4. Conquering kidney stones
If you've ever had a kidney stone, you know those minute collections of minerals that form in the kidneys can cause excruciating pain when they pass through the urinary tract and out of the body. Most kidney stones are made from calcium and oxalate, a salt-like substance found in foods such as beets, spinach, rhubarb and nuts. Your body also makes its own steady oxalate supply. Normally, calcium and oxalate remain dissolved and are excreted in the urine. But stones can form when calcium and oxalate become too concentrated in the kidneys, becoming a solid not unlike sugar settling to the bottom of your coffee cup.
A 12-year Harvard University study involving more than 90,000 women, however, found that those with the highest calcium intake had the lowest risk of kidney stones. The theory? Calcium binds with oxalate during digestion, canceling out the possibility that stones will form.
A caveat: The same study also showed that taking calcium supplements without food may actually increase the likelihood that kidney stones will form in some people.
5. Beating breast cancer
And finally, calcium may also help reduce the risk of breast cancer, especially if you drink milk.
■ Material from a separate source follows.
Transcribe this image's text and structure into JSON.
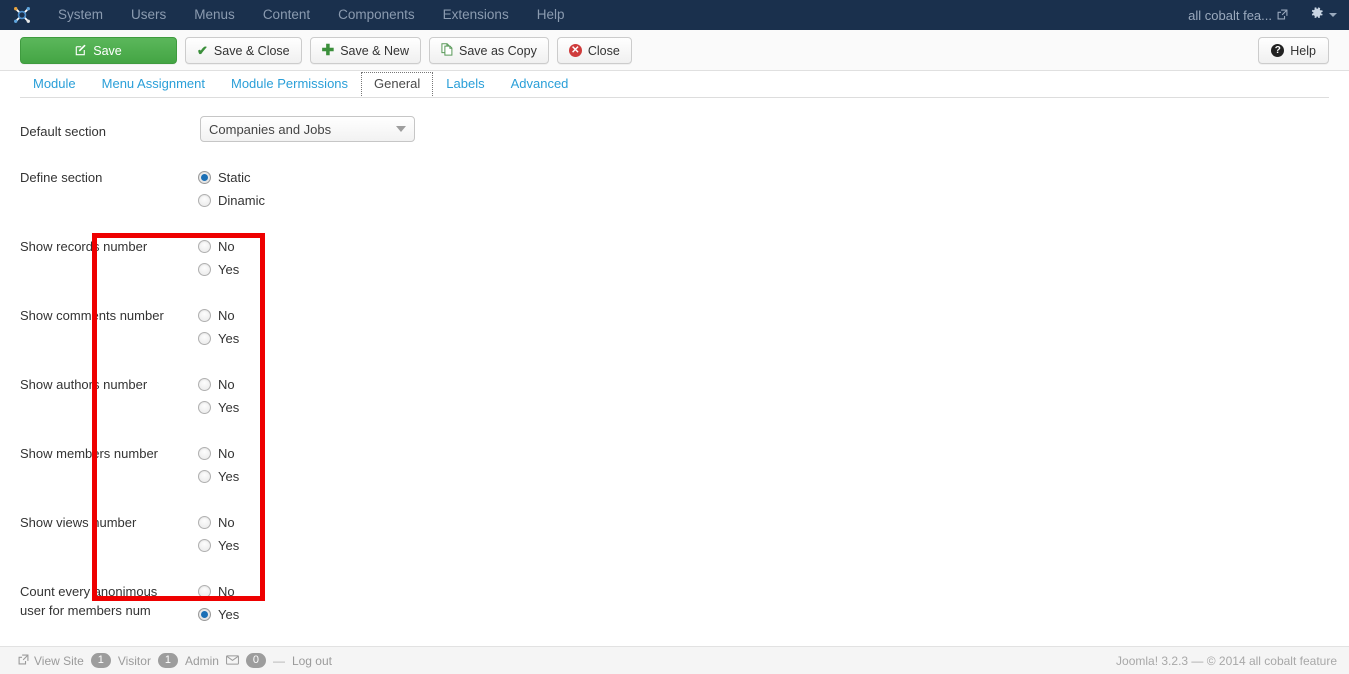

A Finnish study involving more than 4,600 women concluded that those who drank roughly three 8-ounce glasses of milk a day had the lowest risk of breast cancer compared to those who didn't. Researchers suspect that calcium, as well as several other components in milk, such as conjugated linoleic acid, may have potent breast cancer-fighting properties.
Sandra Gordon is a mother of two who frequently writes about health topics.